The Evaporative Demand Drought Index: The Physical Basis.

Thursday, 18 December 2014
Mike Hobbins, National Integrated Drought Information System, Boulder, CO, United States, Daniel McEvoy, University of Nevada Reno, Reno, NV, United States, Justin Lee Huntington, Desert Research Institute Reno, Reno, NV, United States, Andrew W Wood, National Center for Atmospheric Research, Boulder, CO, United States and James P Verdin, USGS/EROS, Boulder, CO, United States
Operational drought monitoring has long suffered from poor representation of evaporative dynamics, with popular drought indices—such as the PDSI that informs much of the US Drought Monitor (USDM)—primarily relying on precipitation and temperature (T) to represent hydroclimatic anomalies. When evaporative demand (Eo) has been used, it has most often been derived from poorly performing T-based parameterizations that are then used in LSMs to derive actual evapotranspiration (ET). Our goal is to create a drought index that both improves the representation of evaporative dynamics in drought and offers a useful leading indicator of both flash and sustained droughts. This presentation will outline the physical basis for such an index: the Evaporative Demand Drought Index (EDDI).

EDDI measures the physical response of Eo to surface drying anomalies that occur due to two distinct land surface/atmosphere interactions. In sustained drought, when moisture is limited at the land surface, Eo and ET vary in a complementary relationship: as ET declines, Eo increases due to the energy balance tipping to favor sensible heating. In flash droughts (before surface moisture limitations), ET and Eo both rise in response to increases in advection, radiation, or temperature, or decreases in humidity. Thus, Eo rises in response to both drought types (in contrast to ET-based drought measures), suggesting strong potential for use as a leading indicator of both drought types.

For Eo, we use reference ET (ETo) from the ASCE Standardized Reference ET equation forced by North American Land Data Assimilation System (NLDAS) drivers (T, specific humidity, downwards SW radiation, and wind speed), run daily across CONUS from 1980 to the present. Anomalies from a 30-year climatological mean ETo are accumulated across a given time-window and double-standardized: first by standardizing the anomaly against climatologic ETo; then generating a Z–score.
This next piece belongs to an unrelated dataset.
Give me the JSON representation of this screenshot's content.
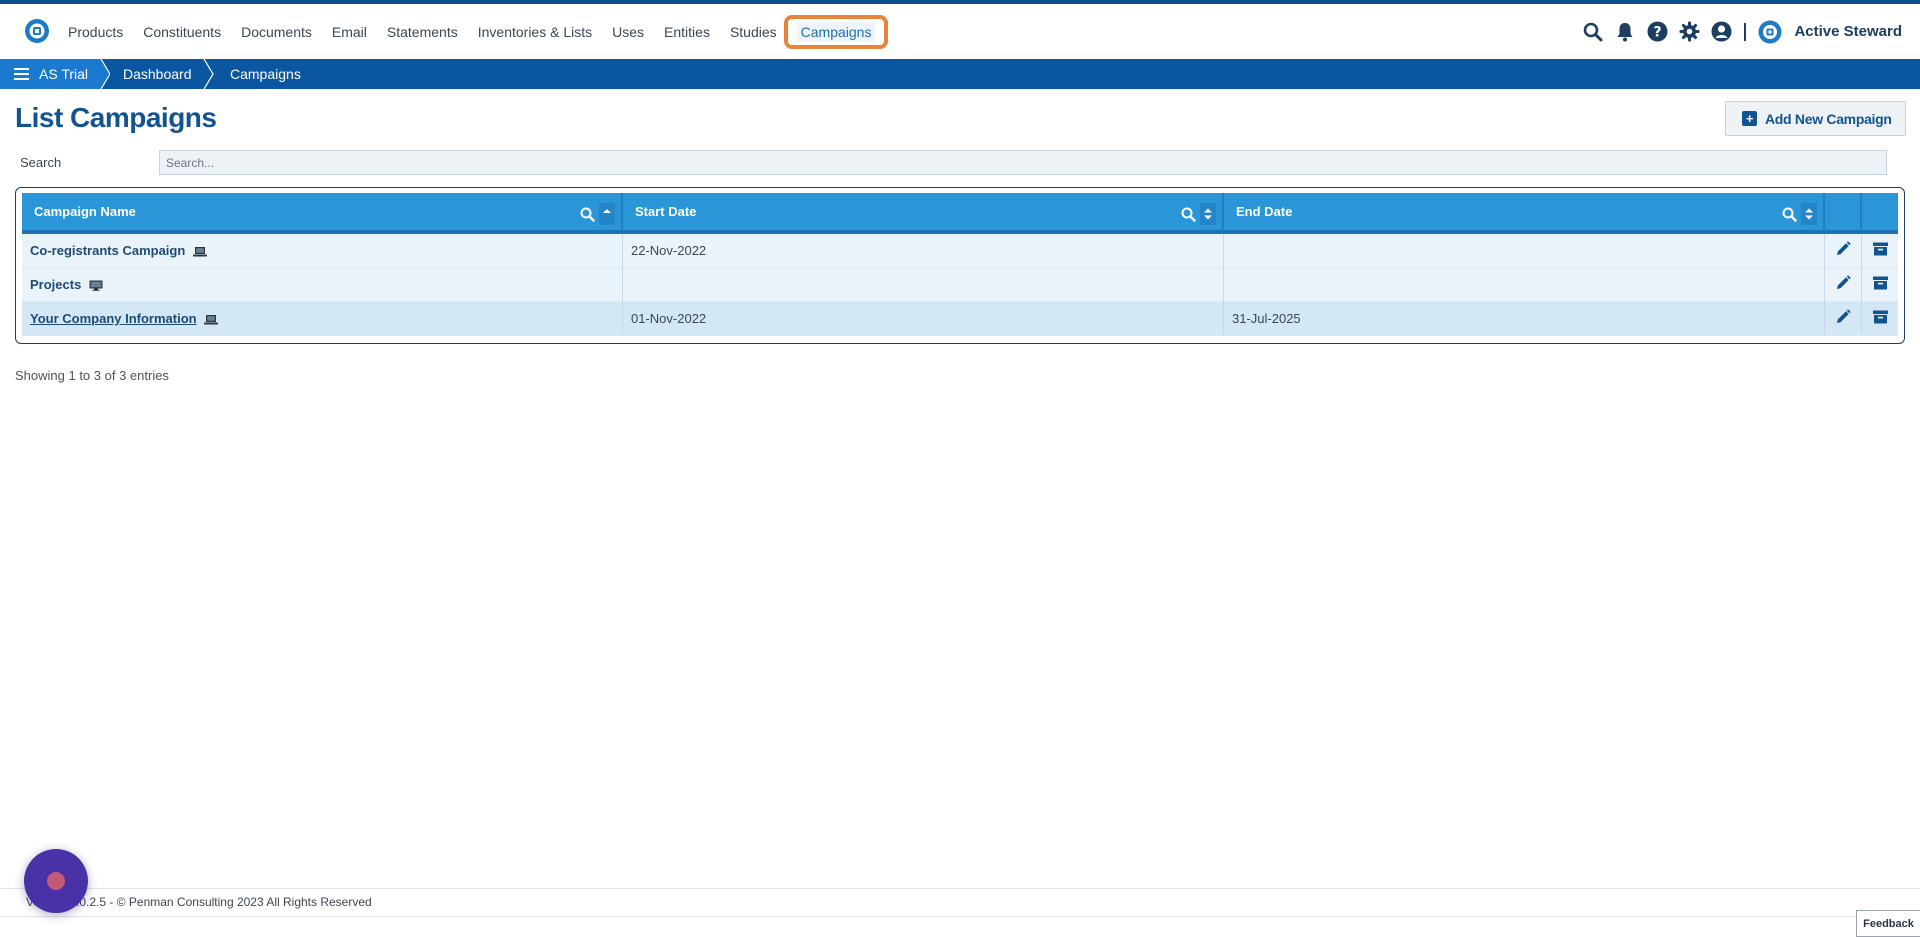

Positive EDDI indicates drier than normal conditions (and so, drought).

This poster will summarize these different responses and how they combine to make a useful drought indicator such as EDDI, examine the long-term performance of EDDI against the USDM in four basins from across CONUS’s hydroclimatic spectrum, and demonstrate the promise of EDDI as a leading indicator of drought.